_DATA EXCERPTS_

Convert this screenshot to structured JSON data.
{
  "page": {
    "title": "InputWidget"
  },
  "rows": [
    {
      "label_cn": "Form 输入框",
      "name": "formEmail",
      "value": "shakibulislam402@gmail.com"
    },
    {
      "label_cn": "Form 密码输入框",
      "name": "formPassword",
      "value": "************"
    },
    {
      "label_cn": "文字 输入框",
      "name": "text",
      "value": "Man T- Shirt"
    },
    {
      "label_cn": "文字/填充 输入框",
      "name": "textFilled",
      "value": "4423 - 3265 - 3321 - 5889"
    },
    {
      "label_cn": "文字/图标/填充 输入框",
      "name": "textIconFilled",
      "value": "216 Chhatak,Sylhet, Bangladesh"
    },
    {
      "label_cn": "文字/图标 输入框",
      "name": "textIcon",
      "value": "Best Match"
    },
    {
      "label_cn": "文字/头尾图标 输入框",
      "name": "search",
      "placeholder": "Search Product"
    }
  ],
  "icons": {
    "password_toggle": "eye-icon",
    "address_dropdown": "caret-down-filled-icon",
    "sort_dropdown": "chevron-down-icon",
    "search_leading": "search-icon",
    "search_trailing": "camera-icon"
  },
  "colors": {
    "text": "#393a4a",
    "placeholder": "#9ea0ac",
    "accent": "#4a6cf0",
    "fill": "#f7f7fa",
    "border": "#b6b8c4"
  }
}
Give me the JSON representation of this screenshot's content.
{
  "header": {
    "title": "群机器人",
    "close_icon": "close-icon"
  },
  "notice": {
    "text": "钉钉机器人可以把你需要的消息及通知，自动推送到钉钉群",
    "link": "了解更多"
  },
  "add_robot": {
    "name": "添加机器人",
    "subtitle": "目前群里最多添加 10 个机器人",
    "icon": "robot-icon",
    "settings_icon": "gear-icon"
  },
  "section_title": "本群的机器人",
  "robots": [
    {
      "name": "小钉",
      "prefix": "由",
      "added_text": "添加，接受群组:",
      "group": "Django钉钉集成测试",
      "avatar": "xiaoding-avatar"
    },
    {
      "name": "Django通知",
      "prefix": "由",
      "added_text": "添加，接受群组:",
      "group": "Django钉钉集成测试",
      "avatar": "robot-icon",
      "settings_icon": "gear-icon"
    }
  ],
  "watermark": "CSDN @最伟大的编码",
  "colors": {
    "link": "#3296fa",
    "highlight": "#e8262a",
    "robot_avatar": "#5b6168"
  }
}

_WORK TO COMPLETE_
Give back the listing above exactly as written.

_WRITTEN SOLUTION_
Convert this screenshot to structured JSON data.
{
  "page": {
    "title": "InputWidget"
  },
  "rows": [
    {
      "label_cn": "Form 输入框",
      "name": "formEmail",
      "value": "shakibulislam402@gmail.com"
    },
    {
      "label_cn": "Form 密码输入框",
      "name": "formPassword",
      "value": "************"
    },
    {
      "label_cn": "文字 输入框",
      "name": "text",
      "value": "Man T- Shirt"
    },
    {
      "label_cn": "文字/填充 输入框",
      "name": "textFilled",
      "value": "4423 - 3265 - 3321 - 5889"
    },
    {
      "label_cn": "文字/图标/填充 输入框",
      "name": "textIconFilled",
      "value": "216 Chhatak,Sylhet, Bangladesh"
    },
    {
      "label_cn": "文字/图标 输入框",
      "name": "textIcon",
      "value": "Best Match"
    },
    {
      "label_cn": "文字/头尾图标 输入框",
      "name": "search",
      "placeholder": "Search Product"
    }
  ],
  "icons": {
    "password_toggle": "eye-icon",
    "address_dropdown": "caret-down-filled-icon",
    "sort_dropdown": "chevron-down-icon",
    "search_leading": "search-icon",
    "search_trailing": "camera-icon"
  },
  "colors": {
    "text": "#393a4a",
    "placeholder": "#9ea0ac",
    "accent": "#4a6cf0",
    "fill": "#f7f7fa",
    "border": "#b6b8c4"
  }
}
Give me the JSON representation of this screenshot's content.
{
  "header": {
    "title": "群机器人",
    "close_icon": "close-icon"
  },
  "notice": {
    "text": "钉钉机器人可以把你需要的消息及通知，自动推送到钉钉群",
    "link": "了解更多"
  },
  "add_robot": {
    "name": "添加机器人",
    "subtitle": "目前群里最多添加 10 个机器人",
    "icon": "robot-icon",
    "settings_icon": "gear-icon"
  },
  "section_title": "本群的机器人",
  "robots": [
    {
      "name": "小钉",
      "prefix": "由",
      "added_text": "添加，接受群组:",
      "group": "Django钉钉集成测试",
      "avatar": "xiaoding-avatar"
    },
    {
      "name": "Django通知",
      "prefix": "由",
      "added_text": "添加，接受群组:",
      "group": "Django钉钉集成测试",
      "avatar": "robot-icon",
      "settings_icon": "gear-icon"
    }
  ],
  "watermark": "CSDN @最伟大的编码",
  "colors": {
    "link": "#3296fa",
    "highlight": "#e8262a",
    "robot_avatar": "#5b6168"
  }
}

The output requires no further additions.